Florida Statutes, sections 466.021 and 466.032, were amended. The changes took effect in January, 2009.
The new law requires dental laboratories “not physically located within a dental practice operated by a dentist” to complete 18 hours of continuing education credit before July 1, 2010. In other words, if this is your in-house lab, you DO NOT need to attain the continuing education hours. This was due to the FDA’s intervention in the legislative process. But, as is likely the case, you don’t have your own lab and rely on commercial labs— and those labs are registered in Florida— then they will need to comply with the CE requirement before their next registration cycle (July 1, 2010).
Note that the CE requirement DOES NOT apply to commercial labs located in another state or country, because Florida law applies only to Floridaregistered labs. The point for dentists to remember is that, after July 1, 2010, you DO NOT want to do business with a Florida-registered lab that has failed to get its CE hours. Also, if you use a Florida-registered dental lab, you must now include:
• Your dental license number on what was formerly known as the “work order,” now called a “prescription;” and
• A “specification of materials to be contained in each work product”.
When the Florida lab delivers the final product to you, verify that you also receive written disclosure of:
• All materials used by the lab in manufacturing the appliance;

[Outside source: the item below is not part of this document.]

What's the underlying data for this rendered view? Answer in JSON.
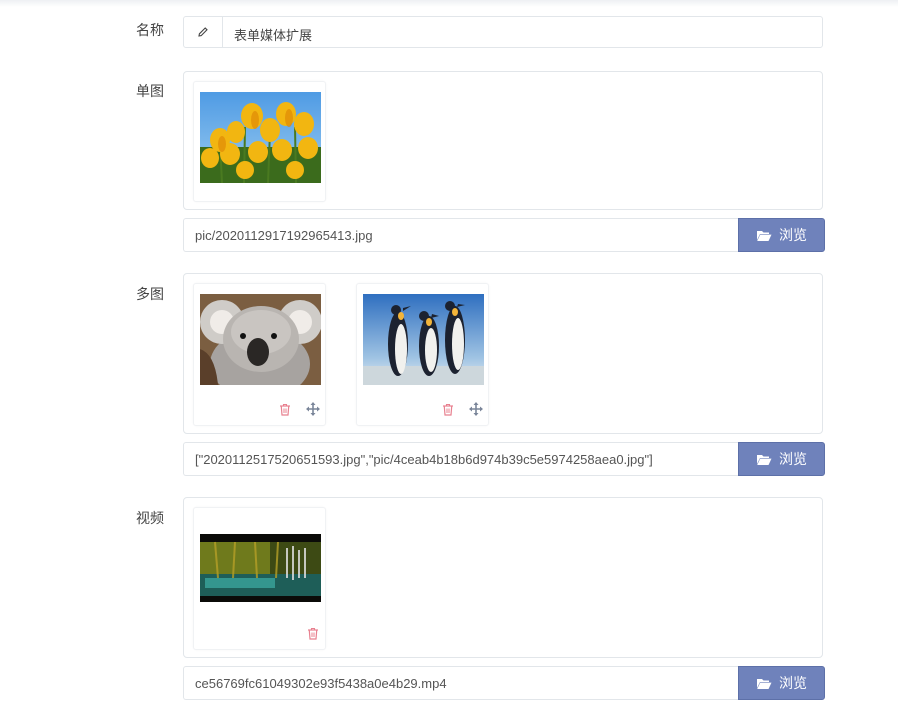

• Certificates of authenticity for each product manufactured; and
• The point of origin of manufacture of each restoration, including the address and contact information of the dental lab.
Please work with your lab to make sure you get the written disclosures. Once you do, treat them with the same dignity as you would other patient records. Keep the disclosure form on file or with your patient’s chart.
DO NOT throw it away as “packing material.” Thanks to the efforts of the FDA, we are happy to report that the continuing education mandate and the point of origin disclosure DO NOT apply to your in-house labs. In other words, if you employ a dental laboratory technician who works in your office, under your supervision, and only for you; then neither you (nor your lab tech) need concern yourselves about these new laws that took effect January 1, 2009. The FDA has also helped to ensure that dentists may continue to do business with out-of-state labs if they wish.
The legislation contains language stating that the new requirements DO NOT apply to dental laboratories in another state (e.g., Georgia or Alabama) or country (e.g, China or India).